Up in the sky....

As winter’s woes wink out, we like to reach out to welcome again the birds who passed up a chance to shiver with us during the season. In recent years we’ve found it a restorative to head down to the bottom of the state to spend some time with the earliest of them, and so we did in 2013, planning a rendezvous at Shawnee State Forest. Twenty-three of us spent much of the day exploring this ragged remnant of Ohio’s hardwood forest, and were not disappointed. As usual, part of the group spent part of the previous day and evening (for nocturnal birds) as the avant garde.

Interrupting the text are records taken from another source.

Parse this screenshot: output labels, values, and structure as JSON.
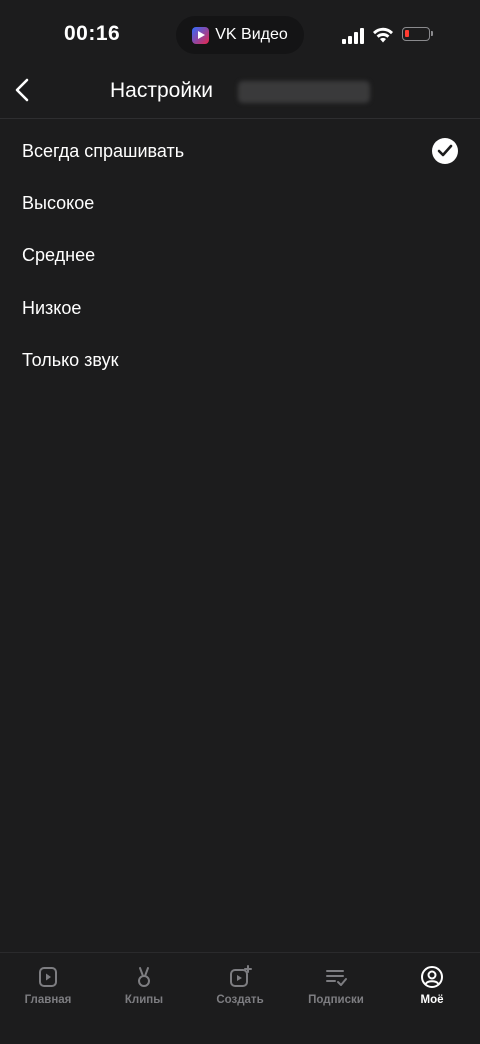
{
  "status_bar": {
    "time": "00:16",
    "app_name": "VK Видео",
    "battery_color": "#ff3b30"
  },
  "header": {
    "title": "Настройки"
  },
  "options": [
    {
      "label": "Всегда спрашивать",
      "selected": true
    },
    {
      "label": "Высокое",
      "selected": false
    },
    {
      "label": "Среднее",
      "selected": false
    },
    {
      "label": "Низкое",
      "selected": false
    },
    {
      "label": "Только звук",
      "selected": false
    }
  ],
  "tabbar": {
    "tabs": [
      {
        "label": "Главная",
        "icon": "play-square-icon",
        "active": false
      },
      {
        "label": "Клипы",
        "icon": "clips-icon",
        "active": false
      },
      {
        "label": "Создать",
        "icon": "create-video-icon",
        "active": false
      },
      {
        "label": "Подписки",
        "icon": "subscriptions-icon",
        "active": false
      },
      {
        "label": "Моё",
        "icon": "profile-icon",
        "active": true
      }
    ]
  },
  "colors": {
    "background": "#1c1c1d",
    "text": "#ffffff",
    "inactive_tab": "#7d7d81"
  }
}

Up in the sky....As word gets around, we find more and more humans on these trips. This time, we encountered at least two groups of bicyclists, a couple of smaller organized birding groups, determined walkers, and a few bemused hunters along the way to a productive day of birding. The weather quickly grew warm and sunny, and an array of wildflowers, including an unusual plethora of trilliums, adorned the forest floor. Our original plan had involved starting at the higher-elevation spots, where migrant birds headed farther north were likelier to touch down to feed, but scouting the day before persuaded us that a fair number of neotropical migrants had yet to arrive, leaving the summits pretty quiet, so we concentrated on the mid- and low-level elevations, where the many local neotropical breeders had arrived and were in full song. In these spots, we reunited with old friends—ovenbirds, waterthrushes, blue-winged/yellow-rumped/black-throated green, yellow-throated etc. warblers, vireos, thrushes—had returned once more, as well as the permanent haunters of the forest. Missed, probably because we just were a bit too early this year, were nearly all the flycatchers and thrushes, and both orioles.

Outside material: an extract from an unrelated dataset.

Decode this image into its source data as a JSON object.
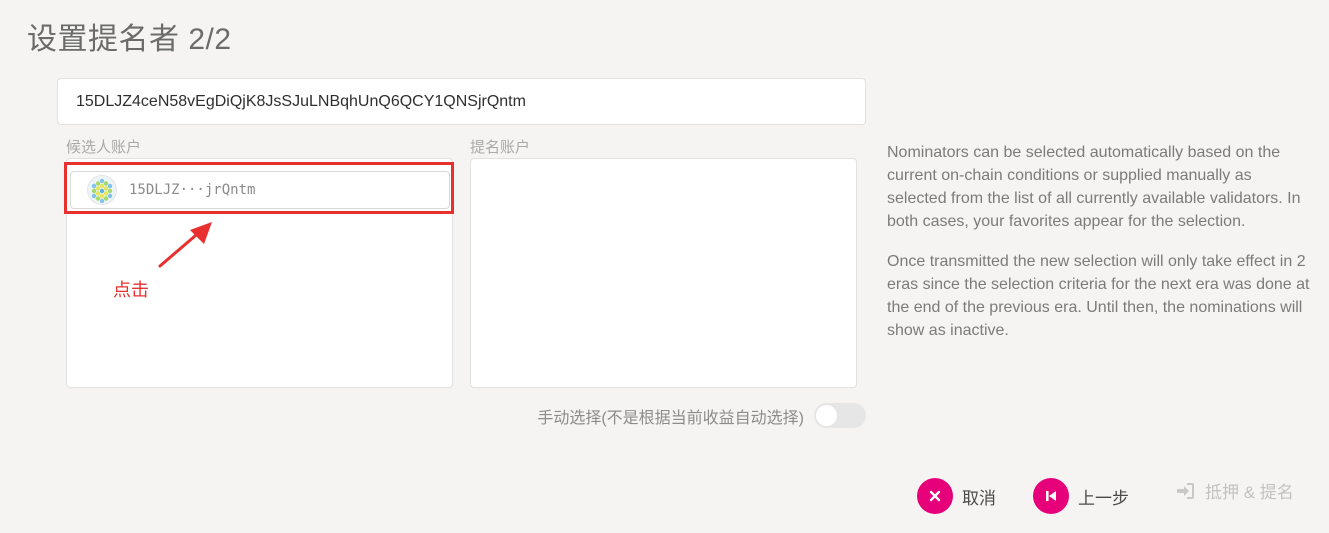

Yellow-throated Vireo starting a nestEven some of these regular denizens were somewhat harder than usual to find, but every stop led to welcome views and songs, and few expected species were missed. Thickening clouds did not discourage the singers among them, and gave us better looks at the ones singing from high in the trees. Rumors we’d heard about appalling-looking recent harvests in the Forest by loggers proved to be true, as several new large swaths of treeless areas were obvious from several vantage points. Among Ohio’s publicly-owned forest sites, only a few small segments are protecting from logging for profit. From our selfish point of view, logged sites with regrowing vegetation do provide habitats for birds who would not inhabit more mature forest locations, but certainly old-growth woods are the rarest forest sites here, the habitats of species now extinct. Parts of the Shawnee may still at times suggest the majesty of such vanished places.

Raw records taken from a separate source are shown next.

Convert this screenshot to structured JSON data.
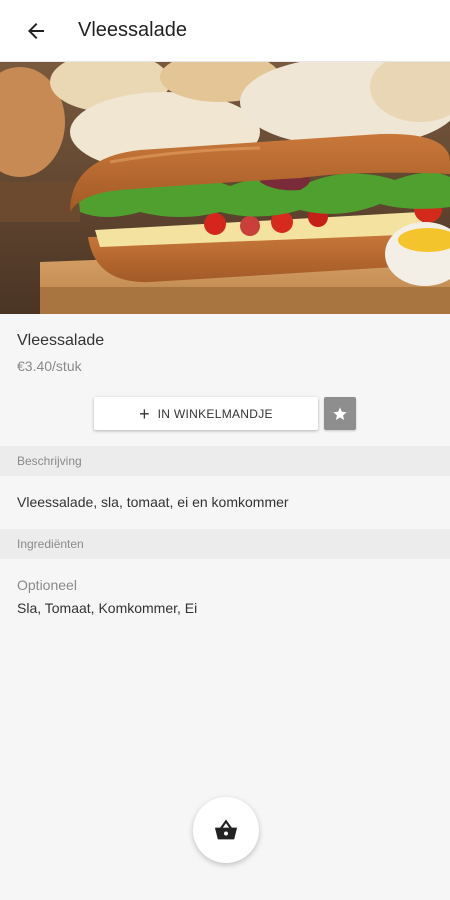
{
  "appbar": {
    "title": "Vleessalade"
  },
  "product": {
    "name": "Vleessalade",
    "price": "€3.40/stuk"
  },
  "actions": {
    "add_to_cart_label": "IN WINKELMANDJE",
    "add_icon": "plus-icon",
    "favorite_icon": "star-icon"
  },
  "sections": {
    "description_header": "Beschrijving",
    "description_text": "Vleessalade, sla, tomaat, ei en komkommer",
    "ingredients_header": "Ingrediënten",
    "optional_label": "Optioneel",
    "optional_items": "Sla, Tomaat, Komkommer, Ei"
  },
  "icons": {
    "back": "arrow-left-icon",
    "basket": "basket-icon",
    "hero": "sandwich-photo"
  },
  "colors": {
    "background": "#f6f6f6",
    "section_header": "#ececec",
    "favorite_button": "#8e8e8e"
  }
}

Looking over the valleyOur April trips are often sprawling affairs, with sub-groups working the territory the previous day, and others—we ended our Shawnee trip in early afternoon as usual—seeking birds in other areas, so a truly accurate communal list of birds observed is impossible, but the following list of 88 species contains at least those mentioned to this reporter.

Canada goose
Wood duck
Blue-winged teal
Hooded merganser
Ring-necked pheasant
Wild turkey
Double-crested cormorant
Great blue heron
Great egret
Green heron
Turkey vulture
Sharp-shinned hawk
Broad-winged hawk
Red-tailed hawk
American kestrel
Spotted sandpiper
Semipalmated plover
Solitary sandpiper
Greater yellowlegs
Lesser yellowlegs
Rock pigeon
Mourning dove
Yellow-billed cuckoo
Chuck-will’s widow
Chimney swift
Red-bellied woodpecker
Downy woodpecker
Northern flicker
Pileated woodpecker
Eastern wood-pewee
Eastern phoebe
White-eyed vireo
Yellow-throated vireo
Blue-headed vireo
Red-eyed vireo
Blue jay
American crow
Horned lark
Tree swallow
Northern rough-winged swallow
Cliff swallow
Carolina chickadee
Tufted titmouse
White-breasted nuthatch
Carolina wren
Blue-gray gnatcatcher
Eastern bluebird
Wood thrush
American robin
Wood thrush
American robin
Gray catbird
Brown thrasher
European starling
Blue-winged warbler
Northern parula
Yellow warbler
Yellow-rumped warbler
Black-throated green warbler
Black-throated green warbler
Yellow-throated warbler
Pine warbler
Prairie warbler
Cerulean warbler
Black-and-white warbler
American redstart
Worm-eating warbler
Louisiana waterthrush
Kentucky warbler
Hooded warbler
Yellow-breasted chat
Scarlet tanager
Eastern towhee
Chipping sparrow
Song sparrow
White-throated sparrow
Northern cardinal
Indigo bunting
Red-winged blackbird
Common grackle
Brown-headed cowbird
Purple finch
American goldfinch
House sparrow